With a second look at the photos, Fiona is able to tear apart Bly's version of the events and she asserts that Michael is still alive. After refusing to sign her statement, Fiona sits impassively as Bly tells her that she may die for Michael because she refused to implicate him.
Near the end of the fifth season of "Burn Notice," the Anson Fullerton storyline felt played out with ridiculous twists on top of twists. For example, Anson wasn't only the man who burned Michael, he also killed Michael's father and Madeline's boyfriend. "Mwahahahaahhaha!!!" Now that Anson doesn't have a mustache, what will he twirl?
Even the idea that Fiona overpowered Sam seemed highly dubious and it was notably walked back early in this episode through Sam's dialogue.
But "Scorched Earth" hit the ground running with an exciting story that only let up in a few places. It was particularly nice to see that Matt Nix didn't try to force in a "client of the week" plot for Michael and his friends. Without that distraction, the episode felt a lot more focused than some of the previous season openers.

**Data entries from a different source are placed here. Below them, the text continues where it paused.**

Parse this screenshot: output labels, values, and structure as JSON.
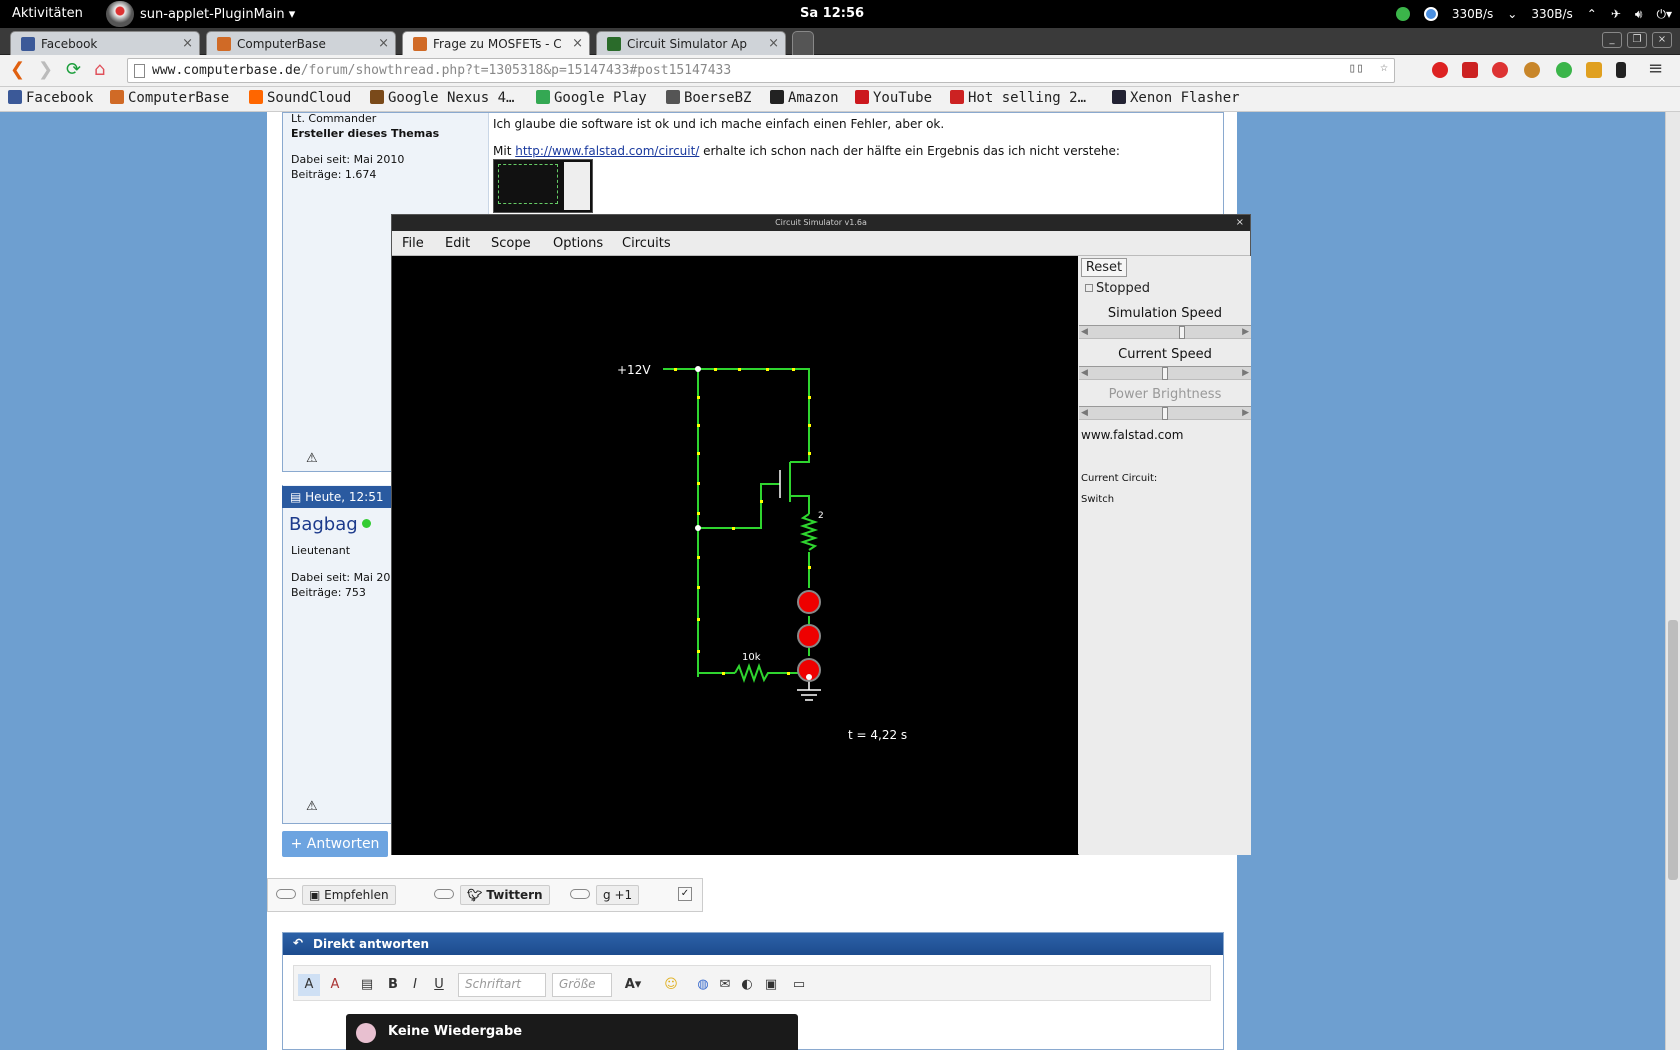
{
  "topbar": {
    "activities": "Aktivitäten",
    "app_name": "sun-applet-PluginMain ▾",
    "clock": "Sa 12:56",
    "net_down": "330B/s",
    "net_up": "330B/s"
  },
  "tabs": [
    {
      "label": "Facebook",
      "color": "#3b5998"
    },
    {
      "label": "ComputerBase",
      "color": "#d06a26"
    },
    {
      "label": "Frage zu MOSFETs - C",
      "color": "#d06a26"
    },
    {
      "label": "Circuit Simulator Ap",
      "color": "#2a6b2a"
    }
  ],
  "address": {
    "host": "www.computerbase.de",
    "path": "/forum/showthread.php?t=1305318&p=15147433#post15147433"
  },
  "bookmarks": [
    {
      "label": "Facebook",
      "color": "#3b5998"
    },
    {
      "label": "ComputerBase",
      "color": "#d06a26"
    },
    {
      "label": "SoundCloud",
      "color": "#f60"
    },
    {
      "label": "Google Nexus 4…",
      "color": "#7a4a1a"
    },
    {
      "label": "Google Play",
      "color": "#34a853"
    },
    {
      "label": "BoerseBZ",
      "color": "#555"
    },
    {
      "label": "Amazon",
      "color": "#222"
    },
    {
      "label": "YouTube",
      "color": "#cc181e"
    },
    {
      "label": "Hot selling 2…",
      "color": "#c22"
    },
    {
      "label": "Xenon Flasher",
      "color": "#223"
    }
  ],
  "post1": {
    "rank": "Lt. Commander",
    "role": "Ersteller dieses Themas",
    "joined": "Dabei seit: Mai 2010",
    "posts": "Beiträge: 1.674",
    "text1": "Ich glaube die software ist ok und ich mache einfach einen Fehler, aber ok.",
    "text2_pre": "Mit ",
    "link": "http://www.falstad.com/circuit/",
    "text2_post": " erhalte ich schon nach der hälfte ein Ergebnis das ich nicht verstehe:"
  },
  "post2": {
    "date": "Heute, 12:51",
    "user": "Bagbag",
    "rank": "Lieutenant",
    "joined": "Dabei seit: Mai 20",
    "posts": "Beiträge: 753"
  },
  "reply_button": "+ Antworten",
  "social": {
    "fb": "Empfehlen",
    "tw": "Twittern",
    "gp": "+1"
  },
  "direkt": {
    "header": "Direkt antworten",
    "font_placeholder": "Schriftart",
    "size_placeholder": "Größe"
  },
  "media_popup": "Keine Wiedergabe",
  "simulator": {
    "window_title": "Circuit Simulator v1.6a",
    "menu": [
      "File",
      "Edit",
      "Scope",
      "Options",
      "Circuits"
    ],
    "reset": "Reset",
    "stopped": "Stopped",
    "sim_speed": "Simulation Speed",
    "current_speed": "Current Speed",
    "power_brightness": "Power Brightness",
    "site": "www.falstad.com",
    "current_circuit_label": "Current Circuit:",
    "current_circuit": "Switch",
    "voltage_label": "+12V",
    "resistor1_label": "2",
    "resistor2_label": "10k",
    "time": "t = 4,22 s",
    "sim_speed_level": 0.62,
    "current_speed_level": 0.5,
    "power_brightness_level": 0.5
  }
}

The action is generally terrific on "Burn Notice" and this episode was no exception.
However, it was the tension between Sam and Michael that really made "Scorched Earth" pop. If anything was going to create a rift in their friendship, it was this. For the most part, Sam was exactly right and Michael was spiraling out of control. The only moments that really felt false were when Michael pulled a gun on Sam and again when Sam later forgave him for it way too quickly. It was also tough to believe that Fiona would buy into Bly's story about Michael's death in the big rig accident, especially when she knew that Bly would say almost anything to get more information out of her. The ending was apparently meant as an affirmation of Fiona's faith in Michael, but her doubts actually weakened Fiona's character more than anything else.
There were also some good moments as Madeline tried to hide from Jordan when she was alone in the house. That worked out really well. Although I could have done without Madeline jobbing out Jesse by saving him from Jordan. Look, I get that Nix and the other writers love "Spy Mom," but that does that mean she can upstage the actual stars of the show?

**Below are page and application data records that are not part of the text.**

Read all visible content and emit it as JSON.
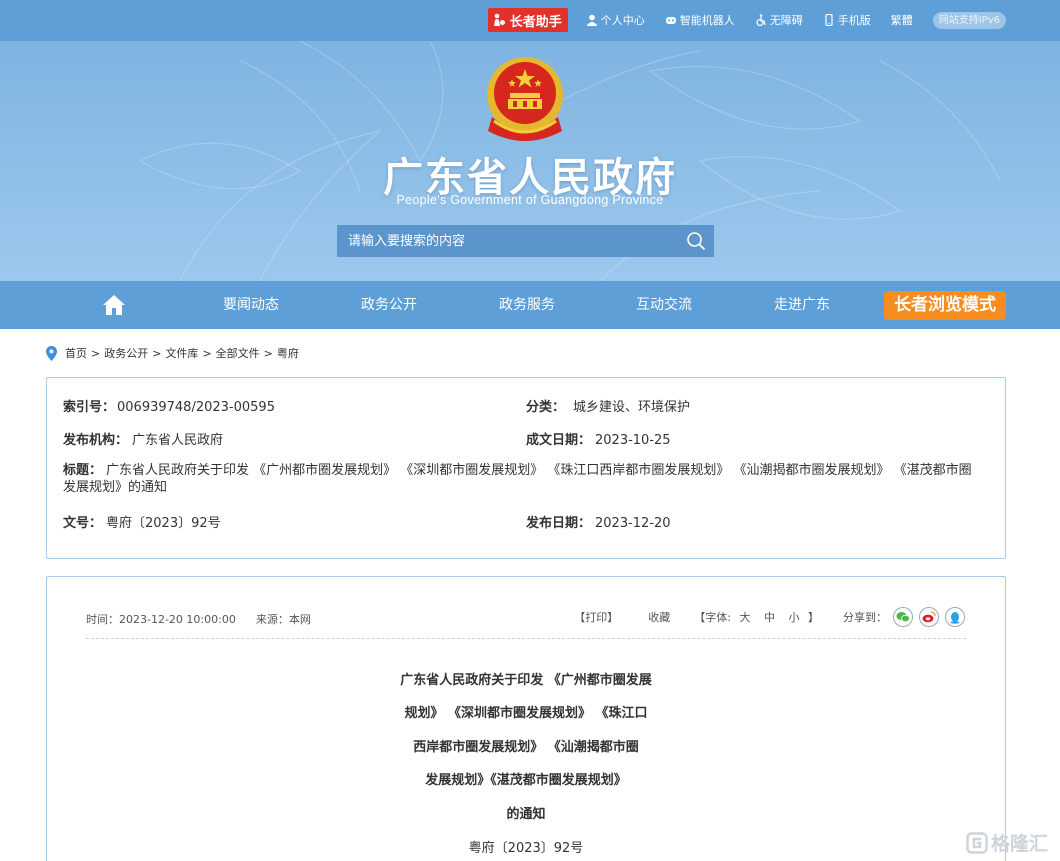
{
  "topbar": {
    "elder_helper": "长者助手",
    "personal_center": "个人中心",
    "smart_robot": "智能机器人",
    "accessibility": "无障碍",
    "mobile": "手机版",
    "traditional": "繁體",
    "ipv6": "网站支持IPv6"
  },
  "header": {
    "title": "广东省人民政府",
    "subtitle": "People's Government of Guangdong Province",
    "search_placeholder": "请输入要搜索的内容"
  },
  "nav": {
    "items": [
      "要闻动态",
      "政务公开",
      "政务服务",
      "互动交流",
      "走进广东"
    ],
    "elder_mode": "长者浏览模式"
  },
  "breadcrumb": [
    "首页",
    "政务公开",
    "文件库",
    "全部文件",
    "粤府"
  ],
  "meta": {
    "index_label": "索引号：",
    "index_value": "006939748/2023-00595",
    "category_label": "分类：",
    "category_value": "城乡建设、环境保护",
    "issuer_label": "发布机构：",
    "issuer_value": "广东省人民政府",
    "created_label": "成文日期：",
    "created_value": "2023-10-25",
    "title_label": "标题：",
    "title_value": "广东省人民政府关于印发 《广州都市圈发展规划》 《深圳都市圈发展规划》 《珠江口西岸都市圈发展规划》 《汕潮揭都市圈发展规划》 《湛茂都市圈发展规划》的通知",
    "docno_label": "文号：",
    "docno_value": "粤府〔2023〕92号",
    "published_label": "发布日期：",
    "published_value": "2023-12-20"
  },
  "article": {
    "time": "时间：2023-12-20 10:00:00",
    "source": "来源：本网",
    "print": "【打印】",
    "favorite": "收藏",
    "font_label": "【字体:",
    "font_large": "大",
    "font_medium": "中",
    "font_small": "小",
    "font_end": "】",
    "share_label": "分享到：",
    "title_lines": [
      "广东省人民政府关于印发 《广州都市圈发展",
      "规划》 《深圳都市圈发展规划》 《珠江口",
      "西岸都市圈发展规划》 《汕潮揭都市圈",
      "发展规划》《湛茂都市圈发展规划》",
      "的通知"
    ],
    "doc_number": "粤府〔2023〕92号"
  },
  "watermark": "格隆汇",
  "colors": {
    "nav_blue": "#5e9fd7",
    "elder_red": "#e23128",
    "elder_orange": "#f78c1f",
    "border_blue": "#a9cbe8"
  }
}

It was cathartic to see Michael wailing on Anson, but once again, Anson pulled off an improbable getaway. There are only so many times that "Burn Notice" can play the "Anson always has a backup plan" card before the audience gets wise to the game. The only way this one is going to work is if Anson has finally fled the country; which would force Michael and company to actually go somewhere new to track him down.
While "Scorched Earth" didn't solve all of the problems of this series, it did solve a lot of them. Nix has recently said that "Burn Notice" no longer has to hit the reset button and that new-found freedom was very evident in this episode. If the rest of the season is this good, I'll be very happy.